  • the Dow is selling at almost 550% of its book value;
  • the number of mutual funds, of registered stock and bond salesmen, of hedge funds and investment clubs are all at record levels.

What could cause the bubble to break? Lamont looked at the influence of the yen carry trade. Due to low domestic interest rates, money has been flowing out of Japan in search of higher yields elsewhere, principally into the US bond market. This has, until recently, contributed to a weakening yen and a strengthening dollar - and has enabled the US to fund its deficits with lower interest rate s. Lately, however, the dollar has experienced a correction, due possibly to a perception that Japan's economy is recovering and interest rates there may begin to rise. Should the yen carry trade reverse, this would cause money to flow out of the bond market, causing interest rates to rise. Secondly, it would weaken the dollar, causing inflation to rise in a rapidly growing economy.

Lamont then focused his attention on determining if gold or gold shares would provide a good hedge wider that scenario. Gold massively outperformed the Dow during the 1970s, but since 1982, Wall Street has experienced a great bull market and, with one brief exception, has well-outpaced gold. That exception was the 1987 crash, after which time the gold price rose, eventually managing to climb above $500 before year-end.
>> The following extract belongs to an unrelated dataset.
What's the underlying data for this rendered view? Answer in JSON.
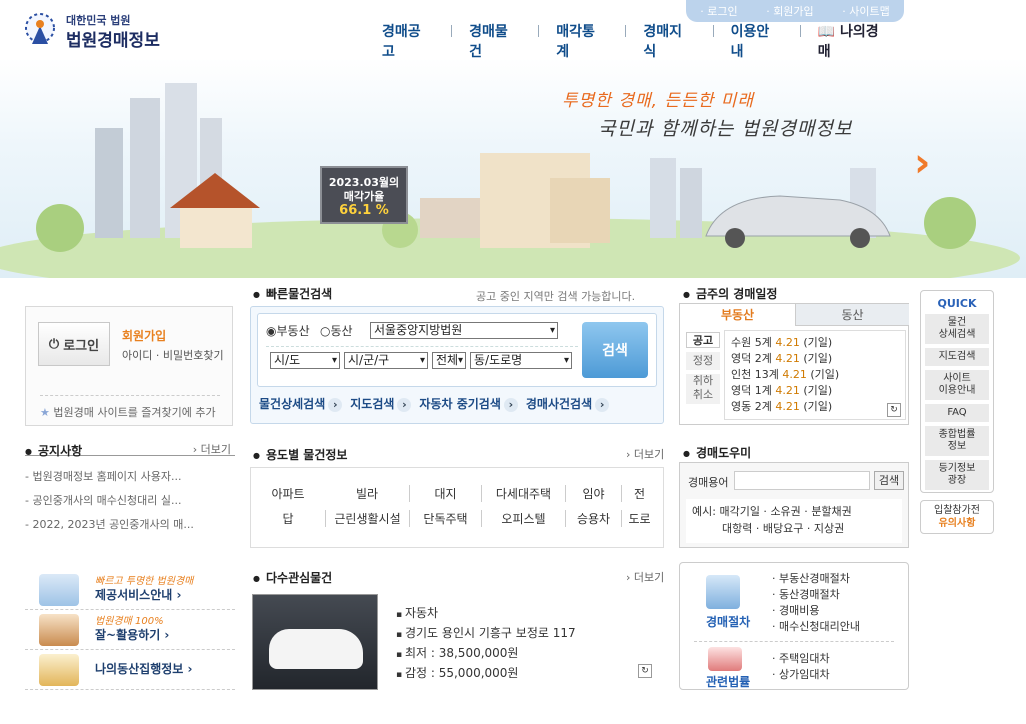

Bottom line: if the stock market experiences a sharp correction ... due to rising inflation and interest rates ... under that scenario, ·according to Lamont, "gold will provide an effective - and indeed perhaps the only - hedge against a tumbling dollar and stock market." But then, there's an old saying - related by Lamont himself - That God only created economists to make weathermen look good.